4. The Christianity of Ben-Hur: While the 1959 version has undoubtedly Christian themes, they are much more subtle and less explicit than in the 1925 version, which is explicitly Christian despite some risqué content (in one scene, when Ben-Hur is being celebrated, there are topless women leading the parade, which is only clearly visible when one looks closely; I just gave a fair warning to Christians who are considering watching this movie; for more information, see the IMDb's Parent Guide on this). Christian film critic Peter Chattaway, in his review of the DVD edition of the 1959 classic, says of this version: "the silent version is the more Christian film, but it is also the more risqué." Also, the movie "toes the line between piety and exhibitionism that was common to other Bible epics produced during the 1920s. There are one or two other moments of partial nudity in this film, but nothing serious. More significant is the way the film brings its two parallel storylines together—the one about Christ, and the one about Judah Ben-Hur—by portraying Judah as a man who eagerly awaits the Messiah, and who is prepared to use his wealth and social status to raise entire legions to help the Messiah fight against the Romans." However, despite the more explicitly Christian message of the silent version, I would have to go for the 1959 version because, despite the more humanistic bent in that version, we see the power that Jesus Christ exerts on others more clearly (even though we don't see his face) than in the 1925 version (though we do get to see Jesus performing miracles even while he is led to Calvary in the silent version). However, I would also like to critique the last statement made in the silent version: "He is not dead. He will live forever in the hearts of man." While this is true, it failed to touch on the physical resurrection of Christ, in which the Christian's hope is truly in. I can understand that the filmmakers took a more theologically liberal, politically correct bent here. And on the 1959 version's Christian themes, while it is Christian, it is not perfectly so. As T. Gene Hatcher notes in his commentary on the film (which is available on the later DVD and Blu-ray editions), Tirzah and her mother were healed more because they pitied Christ's sufferings than they did confess faith in him. And as Chattaway notes in his review, "Judah Ben-Hur (Charlton Heston) proudly identifies himself as a Jew, but never professes belief in a Messiah of any sort His opposition to Rome is fueled more by personal feelings of vengeance than by any sense that he could help to fulfill prophecy, so he never quite becomes a Christian." While I do disagree with Chattaway on the last note that Judah doesn't become a Christian (I see that he does both in the original novel and the 1959 version, though the latter is more subtle.), I do agree with him that Heston's Ben-Hur opposes Rome not so much to fulfill on messianic prophecy but rather to satisfy his hatred, similar to the desires of many characters in epic movies following the 1959 version of Ben-Hur

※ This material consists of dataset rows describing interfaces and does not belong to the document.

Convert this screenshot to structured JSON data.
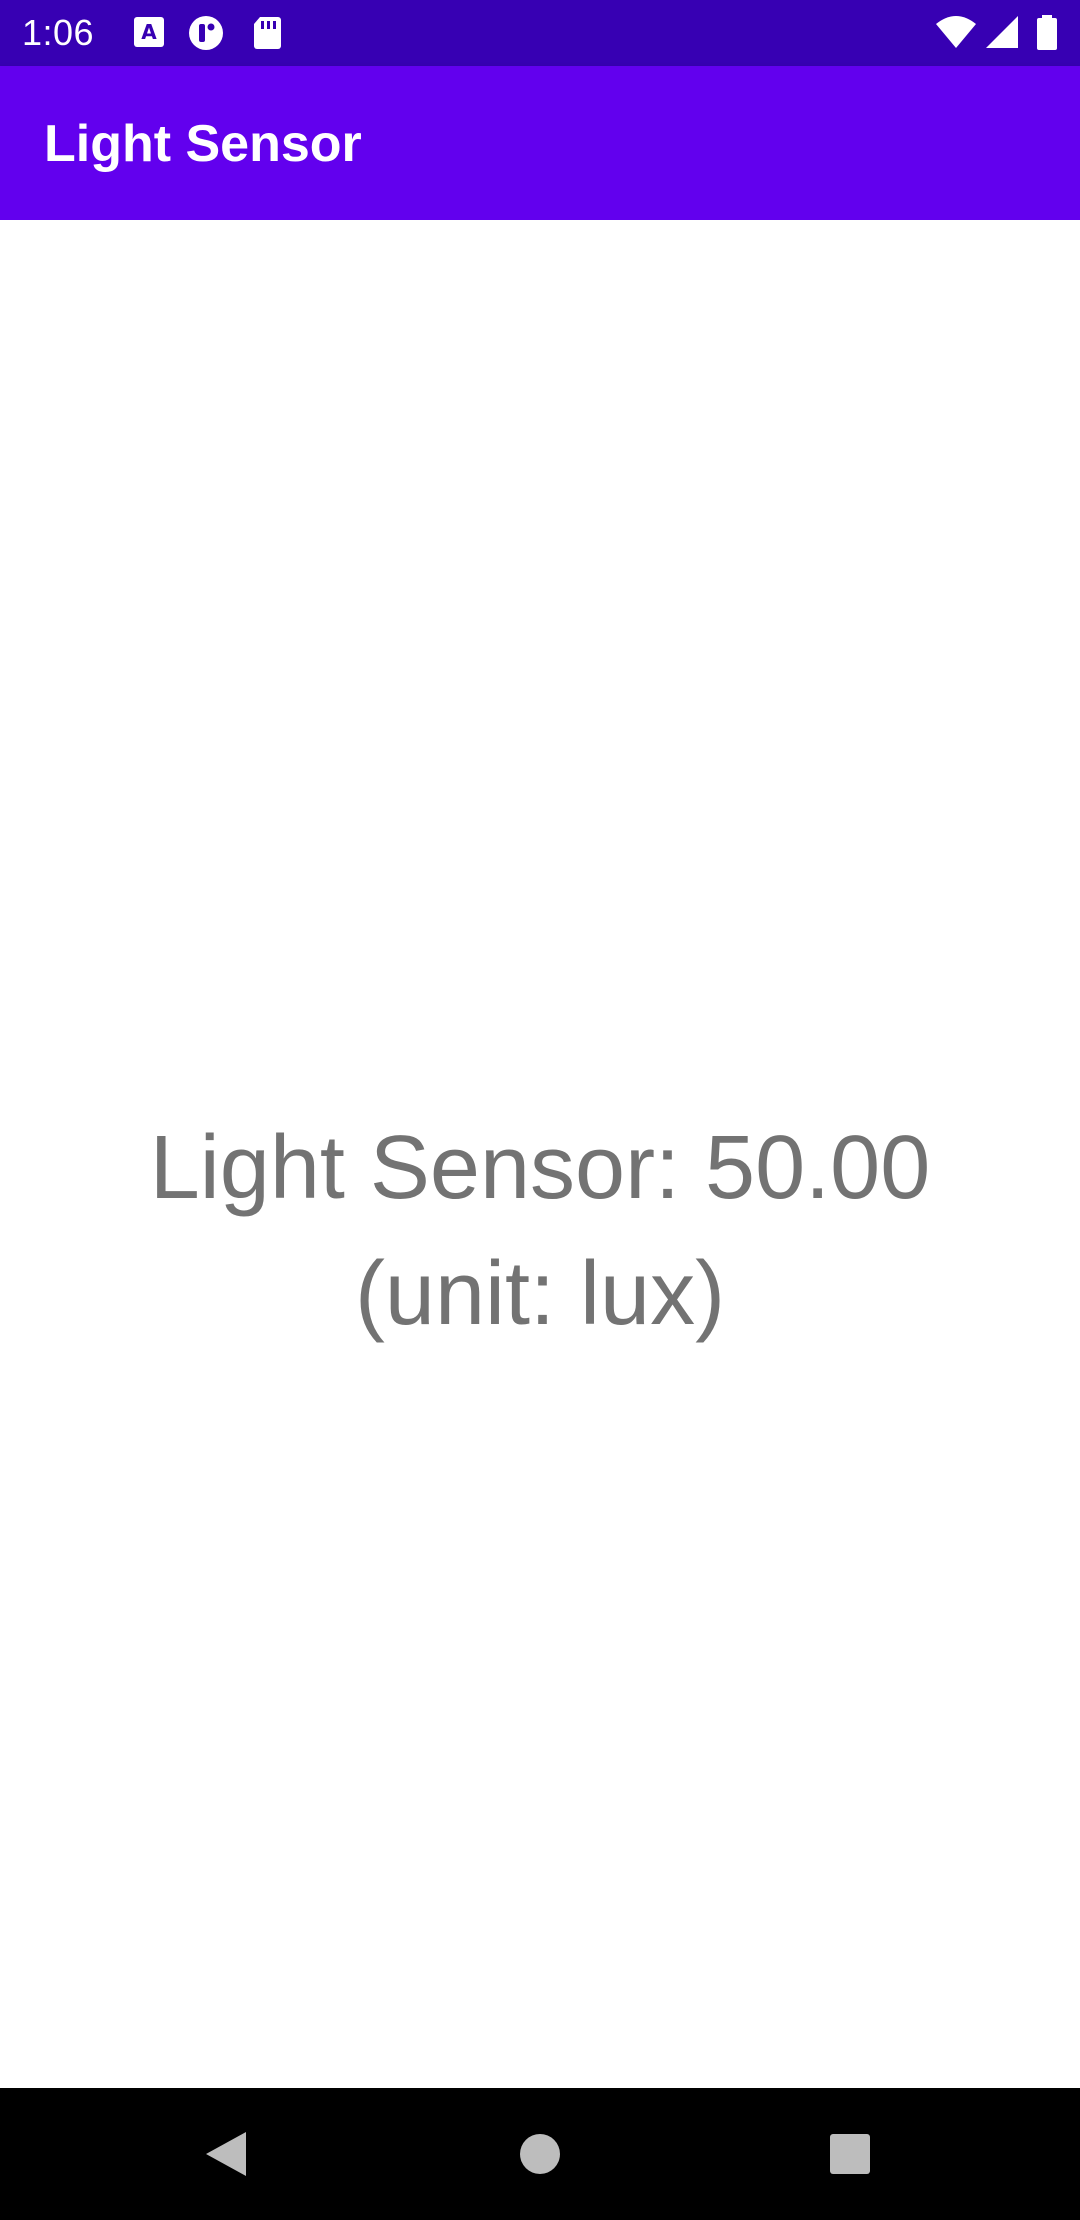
{
  "status_bar": {
    "time": "1:06",
    "background_color": "#3700b3",
    "left_icons": [
      "a-notification-icon",
      "circle-notification-icon",
      "sd-card-icon"
    ],
    "right_icons": [
      "wifi-icon",
      "signal-icon",
      "battery-icon"
    ]
  },
  "app_bar": {
    "title": "Light Sensor",
    "background_color": "#6200ee"
  },
  "main": {
    "sensor_line1": "Light Sensor: 50.00",
    "sensor_line2": "(unit: lux)",
    "text_color": "#737373"
  },
  "nav_bar": {
    "buttons": [
      "back-icon",
      "home-icon",
      "recents-icon"
    ]
  }
}
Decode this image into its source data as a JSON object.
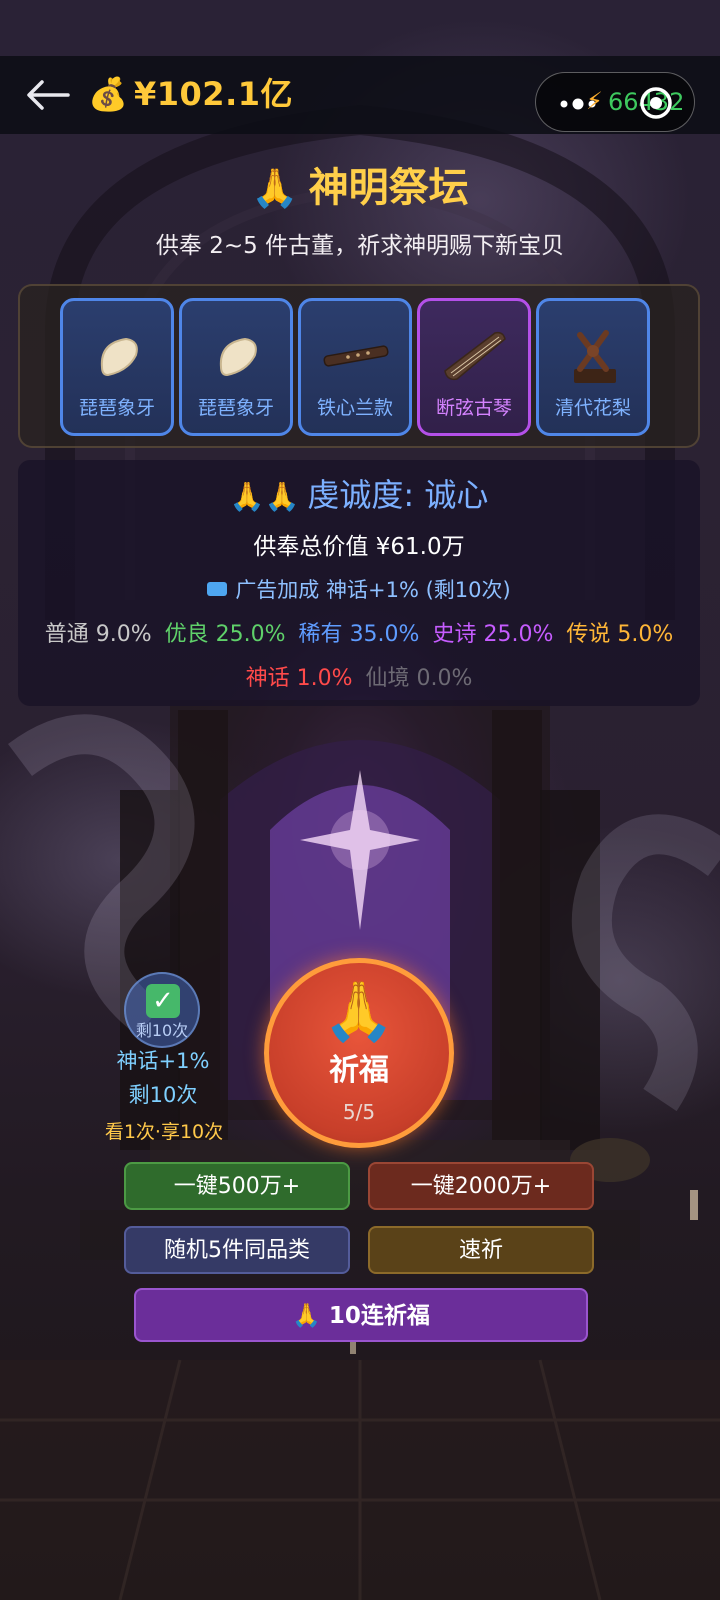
{
  "topbar": {
    "back_icon": "back-arrow-icon",
    "money_icon": "money-bag-icon",
    "money_emoji": "💰",
    "balance": "¥102.1亿",
    "capsule": {
      "menu_icon": "more-dots-icon",
      "energy_icon": "lightning-icon",
      "energy_glyph": "⚡",
      "energy_value": "66432",
      "close_icon": "target-close-icon"
    }
  },
  "altar": {
    "icon_glyph": "🙏",
    "title": "神明祭坛",
    "subtitle": "供奉 2~5 件古董，祈求神明赐下新宝贝"
  },
  "offerings": [
    {
      "name": "琵琶象牙",
      "rarity": "rare",
      "icon": "ivory-plectrum-icon"
    },
    {
      "name": "琵琶象牙",
      "rarity": "rare",
      "icon": "ivory-plectrum-icon"
    },
    {
      "name": "铁心兰款",
      "rarity": "rare",
      "icon": "flute-icon"
    },
    {
      "name": "断弦古琴",
      "rarity": "epic",
      "icon": "guqin-icon"
    },
    {
      "name": "清代花梨",
      "rarity": "rare",
      "icon": "wooden-artifact-icon"
    }
  ],
  "info": {
    "piety_icon": "🙏🙏",
    "piety": "虔诚度: 诚心",
    "total_value": "供奉总价值 ¥61.0万",
    "ad_bonus": "广告加成 神话+1% (剩10次)",
    "rates_line1": [
      {
        "name": "普通",
        "value": "9.0%"
      },
      {
        "name": "优良",
        "value": "25.0%"
      },
      {
        "name": "稀有",
        "value": "35.0%"
      },
      {
        "name": "史诗",
        "value": "25.0%"
      },
      {
        "name": "传说",
        "value": "5.0%"
      }
    ],
    "rates_line2": [
      {
        "name": "神话",
        "value": "1.0%"
      },
      {
        "name": "仙境",
        "value": "0.0%"
      }
    ]
  },
  "ad_badge": {
    "check_glyph": "✓",
    "remaining": "剩10次",
    "bonus": "神话+1%",
    "remaining2": "剩10次",
    "watch": "看1次·享10次"
  },
  "pray_button": {
    "icon_glyph": "🙏",
    "label": "祈福",
    "count": "5/5"
  },
  "buttons": {
    "one_key_500": "一键500万+",
    "one_key_2000": "一键2000万+",
    "random_five": "随机5件同品类",
    "fast_pray": "速祈",
    "ten_pray": "🙏 10连祈福"
  },
  "colors": {
    "gold": "#ffc93a",
    "rare_blue": "#4f86e8",
    "epic_purple": "#b450e8",
    "energy_green": "#3ec95f",
    "pray_red": "#c83f2a"
  }
}
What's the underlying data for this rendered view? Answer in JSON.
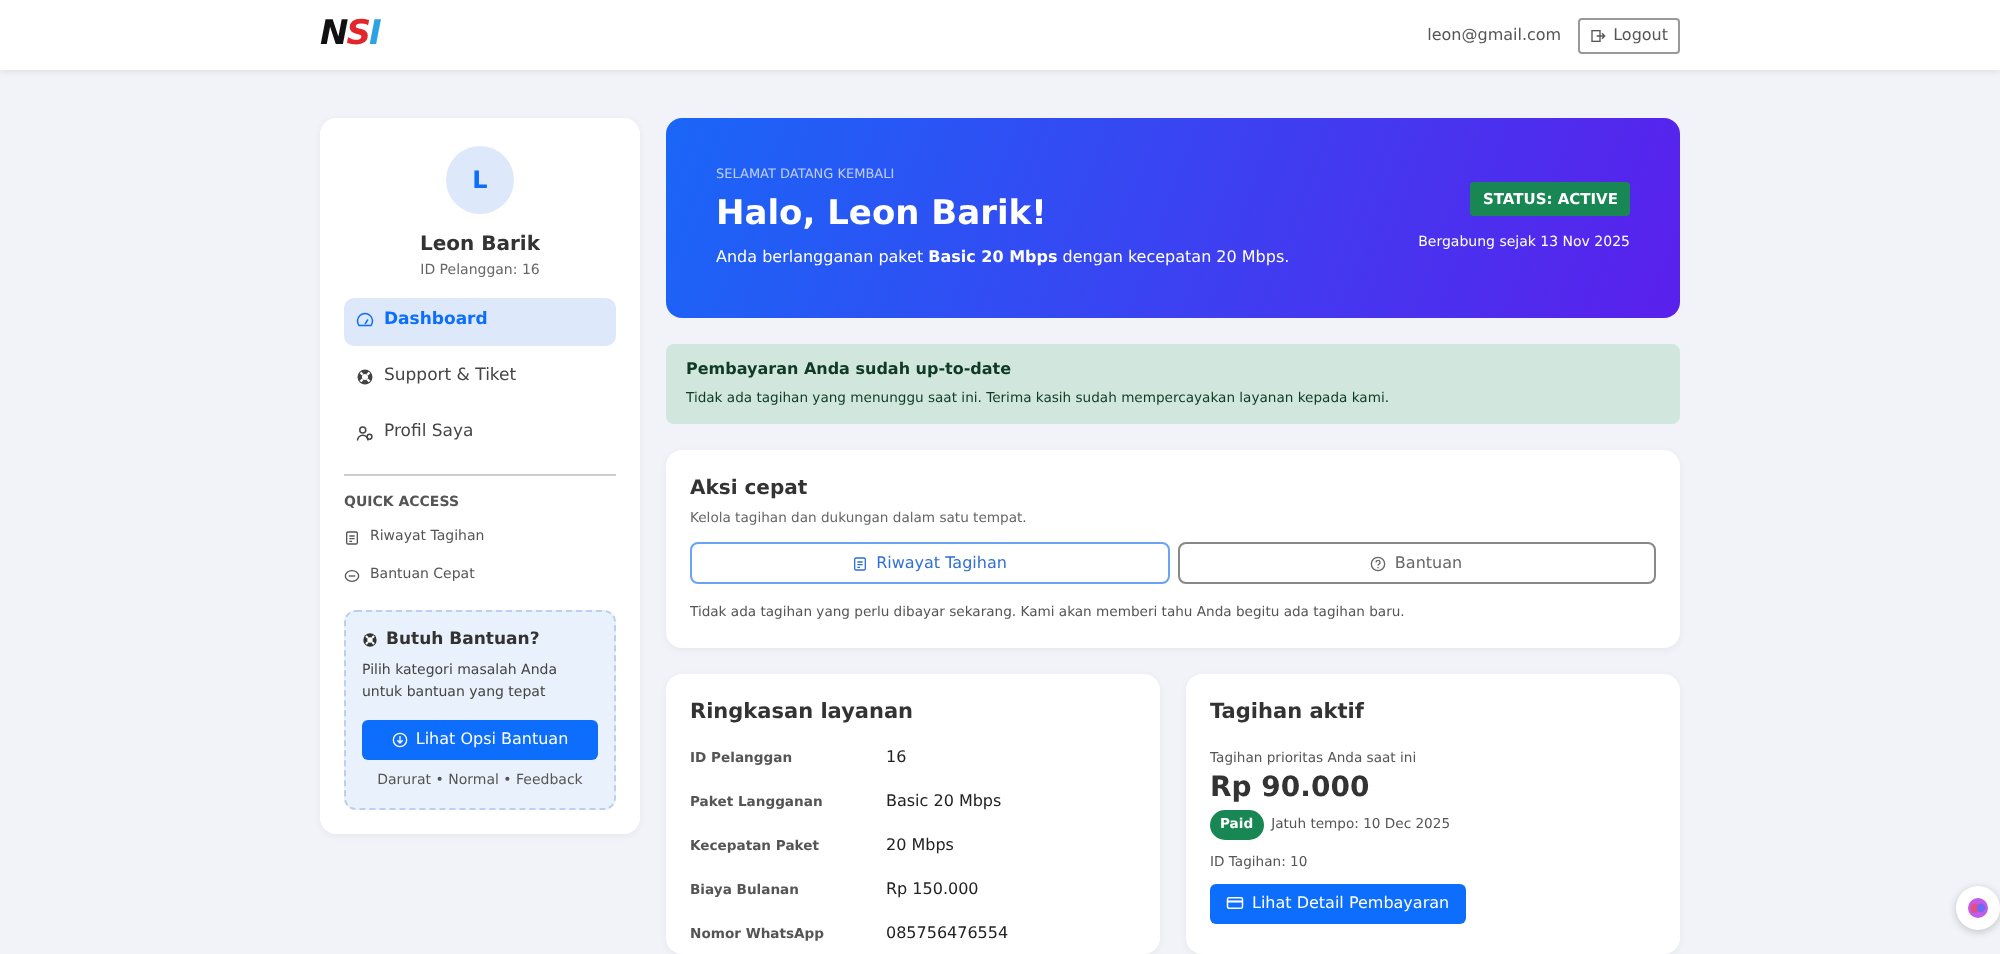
{
  "navbar": {
    "logo": "NSI",
    "email": "leon@gmail.com",
    "logout": "Logout"
  },
  "sidebar": {
    "avatar": "L",
    "name": "Leon Barik",
    "customer_id": "ID Pelanggan: 16",
    "items": [
      {
        "label": "Dashboard",
        "selected": true
      },
      {
        "label": "Support & Tiket",
        "selected": false
      },
      {
        "label": "Profil Saya",
        "selected": false
      }
    ],
    "quick_access": {
      "heading": "QUICK ACCESS",
      "items": [
        {
          "label": "Riwayat Tagihan"
        },
        {
          "label": "Bantuan Cepat"
        }
      ]
    },
    "help": {
      "title": "Butuh Bantuan?",
      "text": "Pilih kategori masalah Anda untuk bantuan yang tepat",
      "button": "Lihat Opsi Bantuan",
      "footer": "Darurat • Normal • Feedback"
    }
  },
  "hero": {
    "eyebrow": "SELAMAT DATANG KEMBALI",
    "title": "Halo, Leon Barik!",
    "text": "Anda berlangganan paket **Basic 20 Mbps** dengan kecepatan 20 Mbps.",
    "status": "STATUS: ACTIVE",
    "joined": "Bergabung sejak 13 Nov 2025"
  },
  "alert": {
    "title": "Pembayaran Anda sudah up-to-date",
    "text": "Tidak ada tagihan yang menunggu saat ini. Terima kasih sudah mempercayakan layanan kepada kami."
  },
  "quick_actions": {
    "title": "Aksi cepat",
    "subtitle": "Kelola tagihan dan dukungan dalam satu tempat.",
    "buttons": [
      {
        "label": "Riwayat Tagihan",
        "kind": "primary"
      },
      {
        "label": "Bantuan",
        "kind": "secondary"
      }
    ],
    "note": "Tidak ada tagihan yang perlu dibayar sekarang. Kami akan memberi tahu Anda begitu ada tagihan baru."
  },
  "summary": {
    "title": "Ringkasan layanan",
    "rows": [
      {
        "label": "ID Pelanggan",
        "value": "16"
      },
      {
        "label": "Paket Langganan",
        "value": "Basic 20 Mbps"
      },
      {
        "label": "Kecepatan Paket",
        "value": "20 Mbps"
      },
      {
        "label": "Biaya Bulanan",
        "value": "Rp 150.000"
      },
      {
        "label": "Nomor WhatsApp",
        "value": "085756476554"
      }
    ]
  },
  "active_bill": {
    "title": "Tagihan aktif",
    "subtitle": "Tagihan prioritas Anda saat ini",
    "amount": "Rp 90.000",
    "status": "Paid",
    "due": "Jatuh tempo: 10 Dec 2025",
    "bill_id": "ID Tagihan: 10",
    "button": "Lihat Detail Pembayaran"
  }
}
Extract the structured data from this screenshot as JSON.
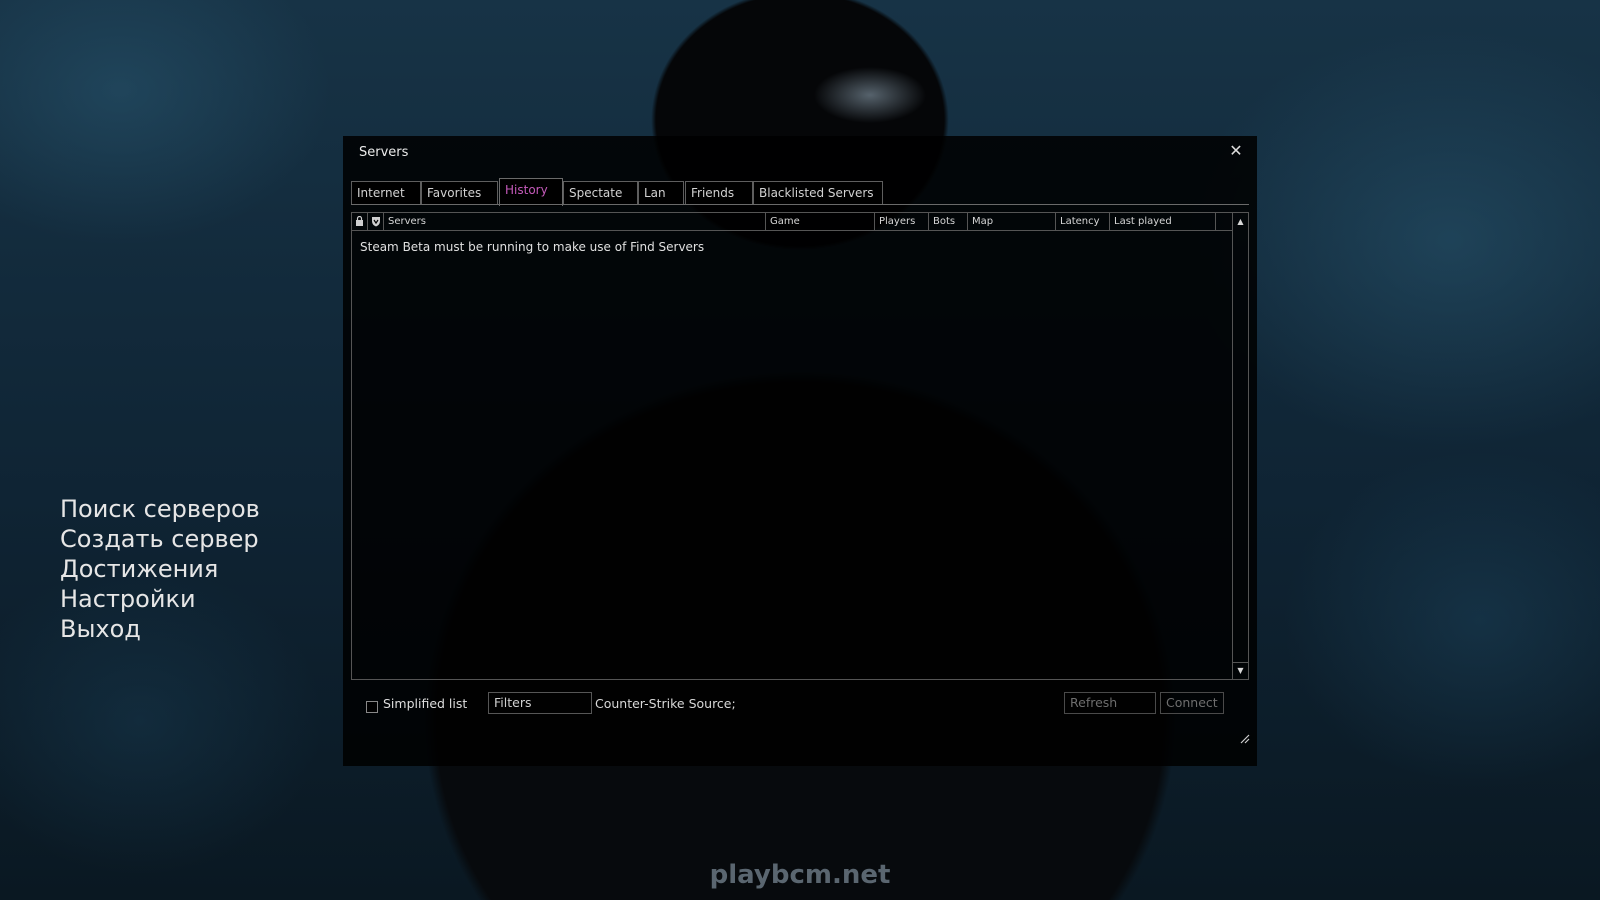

Still, the Christian message in both films is communicated well without being preachy or sanctimonious. I particularly liked how the 1959 version dealt with the Christian themes in a most subtle way, seeing it as a lesson for today's Christian filmmakers to communicate the Gospel message without being too bombastic, saccharine, or sanctimonious.

So I hold that both are tied.

Conclusion: Overall, I give this rendition 4.5 out of 5 stars rather than the 5 stars I gave to the more famous 1959 classic, only because it is slightly superior in quality and epic-ness than the silent original. 

If you want to introduce a friend or relative to the world of silent cinema, then this is the film to show them. As this is my first silent movie, I will start my journey in exploring the world of silent cinema. Highly recommended.

No comments:

Post a Comment